> _EXERCISE PROMPT_
Which of the lines below hold "Файл"? Please return each one.
---
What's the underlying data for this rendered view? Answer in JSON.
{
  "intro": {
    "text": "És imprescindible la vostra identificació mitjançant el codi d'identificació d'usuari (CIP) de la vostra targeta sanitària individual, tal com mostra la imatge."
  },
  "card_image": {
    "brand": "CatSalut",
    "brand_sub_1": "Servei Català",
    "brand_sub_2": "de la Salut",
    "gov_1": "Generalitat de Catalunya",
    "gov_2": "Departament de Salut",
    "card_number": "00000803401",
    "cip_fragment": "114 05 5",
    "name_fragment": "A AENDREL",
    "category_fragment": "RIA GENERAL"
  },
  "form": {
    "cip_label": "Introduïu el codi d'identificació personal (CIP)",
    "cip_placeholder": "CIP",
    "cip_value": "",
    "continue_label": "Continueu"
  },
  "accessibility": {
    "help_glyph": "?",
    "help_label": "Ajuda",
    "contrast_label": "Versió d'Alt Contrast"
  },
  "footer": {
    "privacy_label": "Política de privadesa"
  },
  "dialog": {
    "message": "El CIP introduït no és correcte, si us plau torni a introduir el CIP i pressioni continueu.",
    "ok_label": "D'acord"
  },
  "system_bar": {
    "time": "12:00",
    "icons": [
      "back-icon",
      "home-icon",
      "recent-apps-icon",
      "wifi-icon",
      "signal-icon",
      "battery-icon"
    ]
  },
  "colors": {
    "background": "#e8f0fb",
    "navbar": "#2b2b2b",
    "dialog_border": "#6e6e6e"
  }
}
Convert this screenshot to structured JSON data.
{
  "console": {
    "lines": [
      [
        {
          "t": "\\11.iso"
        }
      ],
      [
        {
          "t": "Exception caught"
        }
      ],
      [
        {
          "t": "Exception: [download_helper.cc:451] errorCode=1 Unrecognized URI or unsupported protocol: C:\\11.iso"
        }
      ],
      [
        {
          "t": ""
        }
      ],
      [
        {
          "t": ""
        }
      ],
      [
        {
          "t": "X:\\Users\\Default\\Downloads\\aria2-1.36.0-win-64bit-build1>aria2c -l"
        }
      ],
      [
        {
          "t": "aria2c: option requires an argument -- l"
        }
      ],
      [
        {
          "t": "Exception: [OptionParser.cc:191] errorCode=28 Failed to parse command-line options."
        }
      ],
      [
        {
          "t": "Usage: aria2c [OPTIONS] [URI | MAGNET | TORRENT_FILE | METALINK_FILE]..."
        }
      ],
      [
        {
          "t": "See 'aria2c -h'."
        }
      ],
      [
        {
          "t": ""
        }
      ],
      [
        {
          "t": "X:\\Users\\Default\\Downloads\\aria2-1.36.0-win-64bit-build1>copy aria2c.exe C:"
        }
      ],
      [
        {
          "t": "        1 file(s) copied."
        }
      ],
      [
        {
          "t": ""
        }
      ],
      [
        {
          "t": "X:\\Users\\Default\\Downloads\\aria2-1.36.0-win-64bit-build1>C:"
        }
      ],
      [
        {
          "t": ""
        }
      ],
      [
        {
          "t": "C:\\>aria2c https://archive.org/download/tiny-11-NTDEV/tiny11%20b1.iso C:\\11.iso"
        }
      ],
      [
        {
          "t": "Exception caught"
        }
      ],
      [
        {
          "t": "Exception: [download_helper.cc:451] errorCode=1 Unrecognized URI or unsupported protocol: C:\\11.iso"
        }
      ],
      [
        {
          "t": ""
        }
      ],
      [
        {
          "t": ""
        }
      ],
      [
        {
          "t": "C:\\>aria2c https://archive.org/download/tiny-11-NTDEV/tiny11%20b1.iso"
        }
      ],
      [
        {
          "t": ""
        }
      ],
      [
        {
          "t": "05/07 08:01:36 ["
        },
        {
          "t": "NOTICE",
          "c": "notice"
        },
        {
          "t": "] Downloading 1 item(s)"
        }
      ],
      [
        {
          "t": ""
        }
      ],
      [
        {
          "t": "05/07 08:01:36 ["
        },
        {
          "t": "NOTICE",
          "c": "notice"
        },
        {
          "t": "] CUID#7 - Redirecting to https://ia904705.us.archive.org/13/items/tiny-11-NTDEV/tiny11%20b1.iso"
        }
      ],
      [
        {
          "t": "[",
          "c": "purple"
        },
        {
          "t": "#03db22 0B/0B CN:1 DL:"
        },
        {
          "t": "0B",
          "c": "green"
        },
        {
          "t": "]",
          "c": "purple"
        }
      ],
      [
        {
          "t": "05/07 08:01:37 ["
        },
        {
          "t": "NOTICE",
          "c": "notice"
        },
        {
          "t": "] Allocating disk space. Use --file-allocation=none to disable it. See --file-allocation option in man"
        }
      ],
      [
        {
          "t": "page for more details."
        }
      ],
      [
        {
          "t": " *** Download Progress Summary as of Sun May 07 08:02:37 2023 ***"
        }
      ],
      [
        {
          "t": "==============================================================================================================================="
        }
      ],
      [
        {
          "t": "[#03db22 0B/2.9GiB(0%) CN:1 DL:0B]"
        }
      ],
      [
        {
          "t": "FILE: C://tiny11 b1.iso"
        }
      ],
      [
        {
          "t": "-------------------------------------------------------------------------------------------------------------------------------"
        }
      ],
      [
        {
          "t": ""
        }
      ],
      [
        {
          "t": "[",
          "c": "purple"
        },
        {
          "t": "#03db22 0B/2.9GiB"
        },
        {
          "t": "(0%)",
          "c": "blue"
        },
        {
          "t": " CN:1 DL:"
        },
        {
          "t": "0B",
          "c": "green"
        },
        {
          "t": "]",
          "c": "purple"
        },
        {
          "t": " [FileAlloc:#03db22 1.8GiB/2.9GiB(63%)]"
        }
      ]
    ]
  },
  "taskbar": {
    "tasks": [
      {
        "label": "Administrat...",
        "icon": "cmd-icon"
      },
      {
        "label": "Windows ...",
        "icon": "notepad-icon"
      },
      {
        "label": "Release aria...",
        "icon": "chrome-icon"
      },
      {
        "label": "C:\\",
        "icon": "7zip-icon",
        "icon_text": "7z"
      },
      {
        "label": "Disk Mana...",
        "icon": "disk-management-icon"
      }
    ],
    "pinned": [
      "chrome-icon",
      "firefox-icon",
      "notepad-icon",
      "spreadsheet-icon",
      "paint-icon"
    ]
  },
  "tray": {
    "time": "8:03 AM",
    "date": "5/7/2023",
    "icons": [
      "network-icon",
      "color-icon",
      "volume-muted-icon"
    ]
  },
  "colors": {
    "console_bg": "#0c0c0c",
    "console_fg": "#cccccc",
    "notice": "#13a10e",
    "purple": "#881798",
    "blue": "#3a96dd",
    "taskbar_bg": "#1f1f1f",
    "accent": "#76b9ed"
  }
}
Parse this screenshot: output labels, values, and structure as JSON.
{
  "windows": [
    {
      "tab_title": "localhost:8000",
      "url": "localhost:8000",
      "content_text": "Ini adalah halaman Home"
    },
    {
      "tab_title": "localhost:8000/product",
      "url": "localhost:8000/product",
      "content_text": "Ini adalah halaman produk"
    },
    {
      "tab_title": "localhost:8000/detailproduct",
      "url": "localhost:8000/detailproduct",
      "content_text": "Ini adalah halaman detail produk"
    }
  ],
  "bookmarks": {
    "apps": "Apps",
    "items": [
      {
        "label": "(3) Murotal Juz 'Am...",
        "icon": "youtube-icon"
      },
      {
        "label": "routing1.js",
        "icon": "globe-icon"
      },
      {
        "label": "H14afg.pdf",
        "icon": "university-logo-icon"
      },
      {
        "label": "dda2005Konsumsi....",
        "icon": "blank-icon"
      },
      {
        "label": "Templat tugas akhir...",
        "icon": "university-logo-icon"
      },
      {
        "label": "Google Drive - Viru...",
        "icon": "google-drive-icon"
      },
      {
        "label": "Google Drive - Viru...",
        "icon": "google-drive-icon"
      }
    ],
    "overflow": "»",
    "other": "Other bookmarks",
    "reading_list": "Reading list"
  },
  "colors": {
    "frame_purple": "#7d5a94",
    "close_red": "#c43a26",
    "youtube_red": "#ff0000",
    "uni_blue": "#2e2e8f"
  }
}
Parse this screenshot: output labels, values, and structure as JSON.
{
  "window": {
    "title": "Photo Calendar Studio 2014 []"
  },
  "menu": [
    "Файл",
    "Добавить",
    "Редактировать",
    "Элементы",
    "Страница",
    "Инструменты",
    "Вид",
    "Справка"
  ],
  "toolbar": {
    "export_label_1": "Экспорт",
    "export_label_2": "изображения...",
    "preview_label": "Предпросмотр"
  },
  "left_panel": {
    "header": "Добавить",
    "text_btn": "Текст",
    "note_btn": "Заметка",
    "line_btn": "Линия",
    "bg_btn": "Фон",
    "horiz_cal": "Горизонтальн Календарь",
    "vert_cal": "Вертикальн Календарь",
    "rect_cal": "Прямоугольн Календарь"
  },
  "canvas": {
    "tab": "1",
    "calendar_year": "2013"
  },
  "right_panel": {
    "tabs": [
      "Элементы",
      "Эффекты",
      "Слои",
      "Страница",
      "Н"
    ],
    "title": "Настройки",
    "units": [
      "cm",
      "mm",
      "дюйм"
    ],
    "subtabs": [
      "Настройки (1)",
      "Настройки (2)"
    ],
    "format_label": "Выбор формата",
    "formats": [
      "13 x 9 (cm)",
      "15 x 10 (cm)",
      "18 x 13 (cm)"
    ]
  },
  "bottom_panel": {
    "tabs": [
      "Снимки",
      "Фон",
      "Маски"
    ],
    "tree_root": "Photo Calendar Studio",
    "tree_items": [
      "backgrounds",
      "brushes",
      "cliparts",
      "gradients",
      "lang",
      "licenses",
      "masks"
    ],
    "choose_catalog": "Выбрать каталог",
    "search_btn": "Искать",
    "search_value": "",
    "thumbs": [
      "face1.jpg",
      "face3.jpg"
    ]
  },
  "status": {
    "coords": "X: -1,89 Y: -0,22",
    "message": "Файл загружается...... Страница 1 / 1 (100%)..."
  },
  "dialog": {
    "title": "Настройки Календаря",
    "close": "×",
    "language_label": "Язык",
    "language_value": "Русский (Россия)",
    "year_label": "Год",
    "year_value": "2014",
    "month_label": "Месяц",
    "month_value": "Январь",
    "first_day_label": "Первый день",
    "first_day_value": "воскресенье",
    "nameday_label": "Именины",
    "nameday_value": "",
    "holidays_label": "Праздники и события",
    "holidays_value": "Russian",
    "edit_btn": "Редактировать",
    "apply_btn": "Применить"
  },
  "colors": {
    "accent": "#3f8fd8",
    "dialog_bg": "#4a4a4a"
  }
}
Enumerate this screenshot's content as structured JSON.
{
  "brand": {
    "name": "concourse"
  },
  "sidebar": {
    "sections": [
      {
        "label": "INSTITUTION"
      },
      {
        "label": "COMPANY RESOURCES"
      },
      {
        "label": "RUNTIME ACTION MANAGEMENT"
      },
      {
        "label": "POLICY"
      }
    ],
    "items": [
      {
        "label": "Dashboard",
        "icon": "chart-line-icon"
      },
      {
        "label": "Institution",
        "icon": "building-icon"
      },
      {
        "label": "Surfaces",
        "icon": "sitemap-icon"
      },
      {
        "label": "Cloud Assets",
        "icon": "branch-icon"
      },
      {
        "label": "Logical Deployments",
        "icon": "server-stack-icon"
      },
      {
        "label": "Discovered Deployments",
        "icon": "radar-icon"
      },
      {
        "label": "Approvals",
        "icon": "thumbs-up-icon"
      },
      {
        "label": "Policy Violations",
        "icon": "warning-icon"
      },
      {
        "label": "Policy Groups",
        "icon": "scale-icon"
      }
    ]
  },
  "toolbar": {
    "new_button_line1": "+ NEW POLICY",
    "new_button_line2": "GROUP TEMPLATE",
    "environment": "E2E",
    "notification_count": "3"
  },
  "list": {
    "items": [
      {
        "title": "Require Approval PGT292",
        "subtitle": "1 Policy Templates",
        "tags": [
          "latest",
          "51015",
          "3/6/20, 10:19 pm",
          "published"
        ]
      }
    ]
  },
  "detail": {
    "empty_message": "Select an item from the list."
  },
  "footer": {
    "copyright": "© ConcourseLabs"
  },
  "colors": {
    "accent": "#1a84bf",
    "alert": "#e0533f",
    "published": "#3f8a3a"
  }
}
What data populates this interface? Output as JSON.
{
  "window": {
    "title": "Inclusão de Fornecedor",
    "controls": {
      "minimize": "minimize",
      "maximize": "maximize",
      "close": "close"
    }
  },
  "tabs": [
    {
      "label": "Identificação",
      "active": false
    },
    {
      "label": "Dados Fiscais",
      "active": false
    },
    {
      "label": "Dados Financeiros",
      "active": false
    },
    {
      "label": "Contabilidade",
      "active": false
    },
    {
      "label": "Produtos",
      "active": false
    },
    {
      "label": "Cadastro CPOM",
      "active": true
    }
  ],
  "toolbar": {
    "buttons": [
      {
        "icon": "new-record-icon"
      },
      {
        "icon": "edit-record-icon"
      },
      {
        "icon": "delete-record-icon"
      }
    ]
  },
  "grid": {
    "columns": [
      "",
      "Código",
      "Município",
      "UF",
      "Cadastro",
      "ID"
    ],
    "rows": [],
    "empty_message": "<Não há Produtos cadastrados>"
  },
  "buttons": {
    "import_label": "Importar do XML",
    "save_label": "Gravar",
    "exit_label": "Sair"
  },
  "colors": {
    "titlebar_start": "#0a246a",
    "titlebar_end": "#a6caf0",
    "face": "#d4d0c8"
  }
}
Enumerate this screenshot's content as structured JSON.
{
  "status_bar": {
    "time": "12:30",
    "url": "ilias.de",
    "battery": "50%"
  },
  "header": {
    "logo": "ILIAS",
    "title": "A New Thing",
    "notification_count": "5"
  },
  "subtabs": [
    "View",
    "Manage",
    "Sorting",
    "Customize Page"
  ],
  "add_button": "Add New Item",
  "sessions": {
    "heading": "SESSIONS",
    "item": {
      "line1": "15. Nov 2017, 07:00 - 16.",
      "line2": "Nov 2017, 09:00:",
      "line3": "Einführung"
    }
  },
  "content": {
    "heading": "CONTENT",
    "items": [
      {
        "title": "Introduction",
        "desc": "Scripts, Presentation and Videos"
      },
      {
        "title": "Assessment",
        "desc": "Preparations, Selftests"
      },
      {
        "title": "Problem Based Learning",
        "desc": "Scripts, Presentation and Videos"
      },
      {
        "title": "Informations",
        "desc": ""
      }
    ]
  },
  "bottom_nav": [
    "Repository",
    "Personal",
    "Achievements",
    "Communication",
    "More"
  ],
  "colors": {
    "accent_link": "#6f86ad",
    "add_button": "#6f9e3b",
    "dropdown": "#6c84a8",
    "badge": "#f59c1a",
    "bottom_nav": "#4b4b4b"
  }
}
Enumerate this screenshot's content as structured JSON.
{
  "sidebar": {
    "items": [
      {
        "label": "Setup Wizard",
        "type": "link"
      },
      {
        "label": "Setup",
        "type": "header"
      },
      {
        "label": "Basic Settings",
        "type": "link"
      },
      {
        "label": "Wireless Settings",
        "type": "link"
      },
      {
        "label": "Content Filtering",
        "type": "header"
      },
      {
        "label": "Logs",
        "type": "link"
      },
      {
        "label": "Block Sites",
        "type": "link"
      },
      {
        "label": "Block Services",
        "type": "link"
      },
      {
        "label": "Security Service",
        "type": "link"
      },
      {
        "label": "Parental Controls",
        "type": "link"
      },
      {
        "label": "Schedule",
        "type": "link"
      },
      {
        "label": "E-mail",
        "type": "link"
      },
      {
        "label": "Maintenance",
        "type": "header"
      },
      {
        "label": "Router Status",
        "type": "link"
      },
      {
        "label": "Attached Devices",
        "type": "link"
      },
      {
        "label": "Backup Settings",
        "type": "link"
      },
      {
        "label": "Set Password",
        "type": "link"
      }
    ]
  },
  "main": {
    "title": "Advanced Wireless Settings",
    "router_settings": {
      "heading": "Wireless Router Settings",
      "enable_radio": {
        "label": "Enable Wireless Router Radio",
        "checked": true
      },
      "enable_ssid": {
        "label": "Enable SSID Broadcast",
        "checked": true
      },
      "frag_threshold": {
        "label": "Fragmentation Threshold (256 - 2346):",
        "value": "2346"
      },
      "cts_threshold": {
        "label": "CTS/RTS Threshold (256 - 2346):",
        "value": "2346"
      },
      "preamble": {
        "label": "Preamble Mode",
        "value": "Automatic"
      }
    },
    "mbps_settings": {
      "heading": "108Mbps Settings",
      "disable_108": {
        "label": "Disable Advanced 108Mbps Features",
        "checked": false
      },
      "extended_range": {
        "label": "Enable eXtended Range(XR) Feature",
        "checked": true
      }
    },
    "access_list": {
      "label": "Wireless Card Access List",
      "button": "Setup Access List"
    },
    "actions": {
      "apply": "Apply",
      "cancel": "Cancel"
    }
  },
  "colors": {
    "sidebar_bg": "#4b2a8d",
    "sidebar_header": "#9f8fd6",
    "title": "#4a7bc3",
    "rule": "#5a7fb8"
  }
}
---
> _RESULT OF THE EXERCISE_
    "Файл",
    "message": "Файл загружается...... Страница 1 / 1 (100%)..."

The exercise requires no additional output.